0-9 | A | B | C | D | E | F | G | H | I | J | K | L | M | N | O | P | Q | R | S | T | U | V | W | X | Y | Z

Image 9 of Minutes of the University of Kentucky Board of Trustees, 2011-12-13

Part of Minutes of the University of Kentucky Board of Trustees

item | thumbnails | details | text | pdf
Download this image
-9- The charge to this group was to select a developer to pursue a possible P3. We have not made the decision. When I saw the article in the Wall Street Journal, I kind of gasped a little at the first sentence. We have not said "yes, this is a done deal and we are moving forward.” That is not it at all. We asked this committee to evaluate the proposals and pick one developer to start negotiations because these types of deals are so intricate that it is not feasible to actually go through negotiations with more than one developer at the same time.

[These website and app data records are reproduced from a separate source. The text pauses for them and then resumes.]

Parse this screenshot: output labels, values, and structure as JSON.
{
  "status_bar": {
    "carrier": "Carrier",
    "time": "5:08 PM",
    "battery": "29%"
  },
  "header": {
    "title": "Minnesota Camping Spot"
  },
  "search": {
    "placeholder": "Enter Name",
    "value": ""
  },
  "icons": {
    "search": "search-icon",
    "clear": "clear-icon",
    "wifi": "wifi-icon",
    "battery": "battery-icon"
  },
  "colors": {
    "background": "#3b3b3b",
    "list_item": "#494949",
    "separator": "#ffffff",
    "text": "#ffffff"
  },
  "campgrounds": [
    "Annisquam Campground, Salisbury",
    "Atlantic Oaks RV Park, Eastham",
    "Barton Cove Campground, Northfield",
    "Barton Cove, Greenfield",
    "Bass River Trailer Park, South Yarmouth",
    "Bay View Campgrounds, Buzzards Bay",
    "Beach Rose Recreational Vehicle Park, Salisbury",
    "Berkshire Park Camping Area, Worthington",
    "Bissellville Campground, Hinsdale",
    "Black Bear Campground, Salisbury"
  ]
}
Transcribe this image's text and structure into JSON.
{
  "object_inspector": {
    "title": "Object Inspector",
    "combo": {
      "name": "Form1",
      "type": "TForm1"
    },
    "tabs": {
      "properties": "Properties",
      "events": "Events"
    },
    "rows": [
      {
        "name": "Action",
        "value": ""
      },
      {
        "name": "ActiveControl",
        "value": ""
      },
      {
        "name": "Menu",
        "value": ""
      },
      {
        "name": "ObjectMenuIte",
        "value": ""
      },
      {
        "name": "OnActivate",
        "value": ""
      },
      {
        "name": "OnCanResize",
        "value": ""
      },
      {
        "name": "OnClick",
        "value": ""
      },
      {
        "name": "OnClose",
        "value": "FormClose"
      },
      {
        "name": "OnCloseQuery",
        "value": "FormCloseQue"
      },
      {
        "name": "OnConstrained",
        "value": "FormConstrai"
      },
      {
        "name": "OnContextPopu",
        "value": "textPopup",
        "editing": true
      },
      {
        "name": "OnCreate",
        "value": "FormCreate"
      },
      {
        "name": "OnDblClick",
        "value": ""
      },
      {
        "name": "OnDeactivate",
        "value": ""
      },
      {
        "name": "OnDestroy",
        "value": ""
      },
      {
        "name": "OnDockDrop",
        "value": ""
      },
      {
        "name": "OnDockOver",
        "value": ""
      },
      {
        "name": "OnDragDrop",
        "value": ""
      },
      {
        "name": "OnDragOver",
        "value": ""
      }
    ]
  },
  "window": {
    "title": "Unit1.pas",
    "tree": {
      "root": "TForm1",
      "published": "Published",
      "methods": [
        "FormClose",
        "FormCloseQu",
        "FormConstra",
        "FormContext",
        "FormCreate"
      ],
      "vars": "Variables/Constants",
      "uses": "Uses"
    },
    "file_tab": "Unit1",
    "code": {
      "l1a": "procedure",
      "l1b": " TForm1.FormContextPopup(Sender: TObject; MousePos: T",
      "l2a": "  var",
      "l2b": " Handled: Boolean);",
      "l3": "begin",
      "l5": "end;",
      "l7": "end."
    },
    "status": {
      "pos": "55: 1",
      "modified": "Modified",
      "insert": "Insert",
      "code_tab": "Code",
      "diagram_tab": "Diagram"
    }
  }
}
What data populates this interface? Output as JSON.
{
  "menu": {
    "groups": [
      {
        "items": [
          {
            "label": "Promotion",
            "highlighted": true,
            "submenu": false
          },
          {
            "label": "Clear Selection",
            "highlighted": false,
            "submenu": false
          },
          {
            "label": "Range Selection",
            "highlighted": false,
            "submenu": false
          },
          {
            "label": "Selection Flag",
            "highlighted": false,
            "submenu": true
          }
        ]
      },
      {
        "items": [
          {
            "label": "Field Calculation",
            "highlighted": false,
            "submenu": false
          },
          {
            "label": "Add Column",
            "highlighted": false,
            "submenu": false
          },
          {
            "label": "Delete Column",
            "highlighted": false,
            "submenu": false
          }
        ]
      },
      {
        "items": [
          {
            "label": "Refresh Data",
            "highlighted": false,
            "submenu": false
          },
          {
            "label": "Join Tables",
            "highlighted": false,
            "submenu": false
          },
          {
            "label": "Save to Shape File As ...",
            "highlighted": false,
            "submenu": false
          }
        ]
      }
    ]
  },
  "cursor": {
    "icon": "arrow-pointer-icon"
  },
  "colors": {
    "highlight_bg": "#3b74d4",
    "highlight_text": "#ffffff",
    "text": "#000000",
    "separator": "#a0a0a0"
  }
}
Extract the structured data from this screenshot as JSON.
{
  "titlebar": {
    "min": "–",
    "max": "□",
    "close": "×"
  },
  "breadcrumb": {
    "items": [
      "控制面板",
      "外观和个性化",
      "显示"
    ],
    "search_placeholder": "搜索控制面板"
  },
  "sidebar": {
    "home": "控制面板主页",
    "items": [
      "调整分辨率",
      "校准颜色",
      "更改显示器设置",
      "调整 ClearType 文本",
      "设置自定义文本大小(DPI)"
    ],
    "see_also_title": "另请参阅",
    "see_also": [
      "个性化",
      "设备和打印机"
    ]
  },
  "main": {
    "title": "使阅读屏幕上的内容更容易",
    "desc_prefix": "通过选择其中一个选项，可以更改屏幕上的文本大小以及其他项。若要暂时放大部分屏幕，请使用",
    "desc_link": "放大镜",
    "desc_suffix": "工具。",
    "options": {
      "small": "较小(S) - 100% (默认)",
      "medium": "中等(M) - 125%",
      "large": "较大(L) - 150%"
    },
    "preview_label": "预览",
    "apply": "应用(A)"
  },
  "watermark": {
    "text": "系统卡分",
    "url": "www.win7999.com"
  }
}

So, we have asked the committee to pick a developer to negotiate with and then we will evaluate which option we want to go. How did the committee evaluate these proposals? As I said before, it was based on the wherewithal to finance such a large project. Of course, we are also looking for a developer that has prior history with building and constructing large scale projects, and we wanted experience with managing student housing. The committee went through an extensive evaluation process. We had an educational session, and we toured our own facilities. We had a presentation on the status of housing. We even had assistance by extemal advisors. We had Anderson Strickler, who is a well-known education real estate consultant. And, we also called upon BKD, our extemal auditors, to help us evaluate the proposals and the impact on our financial statements, because that was one of our key goals through this examination. The committee had a comprehensive examination and discussion of each proposal. We did reference checks and had presentations and interviews. We short-listed the proposals and brought in three companies. We also perfonned site visits to some ofthe developments. I am pleased to tell you that the committee has recommended to President Capilouto that we pursue a possible P3 with Education Realty Trust. Education Realty Trust is a REIT or real estate investment trust. For those of you on the Investment Committee, this is very familiar. It is a publicly traded company. It has more than 50 years of experience in student housing, including four on- campus facilities with the University of Louisville. And, what is really amazing to us is they proposed a significant equity investment. It might be helpful if I take a few seconds to explain the history of these public/private partnerships. This is not new. Prior to 2008, the common practice was to fonn separate 50l (c) 3 corporations and issue l00 percent debt. It was a way to off balance sheet the debt. After the economic downtum, Moody’s and S & P, as well as the accounting profession itself; said we have got to start recognizing this debt, both in tenns of bond ratings as well as possibly recording the debt on the balance sheet. So, the evolution of P3 arrangements has really changed over time. EDR, the company’s stock symbol, proposed a l00 percent equity investment for Phase I and Phase II. It is likely unprecedented. Nonnally, today you can see up to about 35 percent equity investment, but EDR really sees this as a potential game changer for the industry, where we are not just going to do one or two donns, but we are really looking at how we can replace all of housing and do it in the most affordable way for students. EDR has experience with not only the University of Louisville but also the University of North Carolina at Chapel Hill, the Penn State System, and the University of Colorado. They have developed over 83,000 beds in the country. They also are very familiar with sustainability efforts. They have done many projects with gold and silver LEED certification, and they have proposed to look at the possibility of geothennal heating and cooling on our campus as well.